Gab’s amazing achievement

My niece Gab’ (age 9 in 2009) is a fourth grader in Kentucky. She came to stay with her father in California for the Christmas holiday (from December 24, 2008 to January 3, 2009). During these eleven days, she studied Chinese word roots about one hour a day. The following is her study log.

  1. December 26, 2008, 13 word roots, studying time — 30 minutes.
  2. December 27, 28 word roots, studying time — one hour.
  3. December 28, 39 word roots, studying time — one hour.
  4. December 29, 80 word roots, studying time — 90 minutes.
  5. December 30, no study.
  6. December 31, 60 word roots, studying time — one hour.
  7. January 1, 2009, 30 sound modules, studying time — one hour.
  8. January 2, 30 sound modules, studying time — one hour.
  9. January 3, review and test, time — 90 minutes.

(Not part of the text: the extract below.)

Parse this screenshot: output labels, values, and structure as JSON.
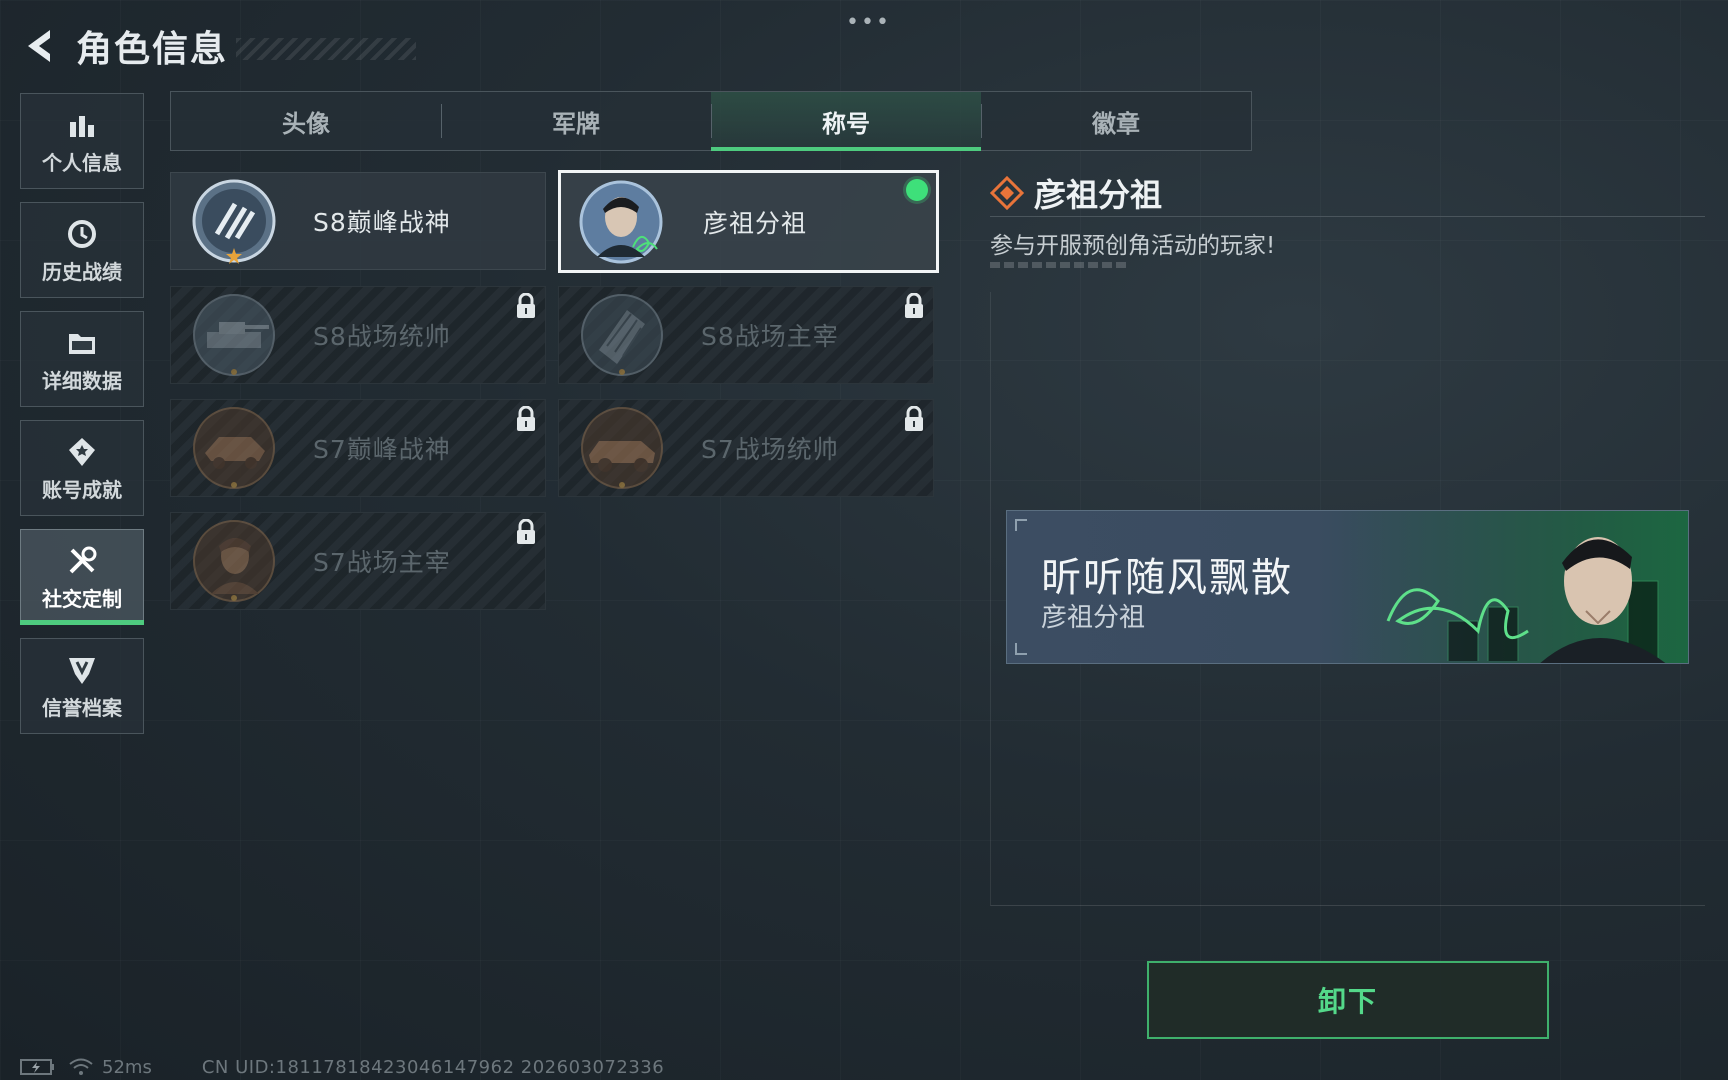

After only 8.5 hours of study, she passed a word-writing test (copying 30 words). Her test sheet is attached below. They are difficult words even for a university student who finished 100 hours of Chinese course in an American university (see note below). In terms of our syllabus, the first segment is to learn the Chinese word form (in 30 hours, students should be able to duplicate any Chinese character with handwriting after glancing it for 10 seconds). As she only completed 1/4 of the segment one program, her test was copying the words, not dictating them. Yet, she only missed one stroke for two words . In fact, she should, now, be able to duplicate any word which has 10 strokes or less after glancing it for 10 seconds.



Note: There is a major difference between writing and drawing Chinese characters although they are ideographs. For writing, Chinese characters must be written in some kind of stroke sequence while drawing can often start from any part of the graph. For drawing those 30 test words correctly and quickly, it will be a major task even for a professor of physics. Those 30 test words are listed below. If you do not know how to write Chinese words, you can try to copy them yourself and make a comparison with Gab’s work. There is an easier task. Can you find out which two words are missing one stroke in Gab’s work? Furthermore, she finished the test in 20 minutes while her controlling of spacing and word roots proportion was needing more practices


Writing and drawing Chinese characters

Gab’s personal and contact information is available at: Department of Education of Kentucky


Capital Plaza Tower
500 Mero Street
Frankfort, Kentucky 40601


Anyone who is interested in knowing more about this amazing story (especially in terms of academic analysis), please contact the Department of Education of Kentucky.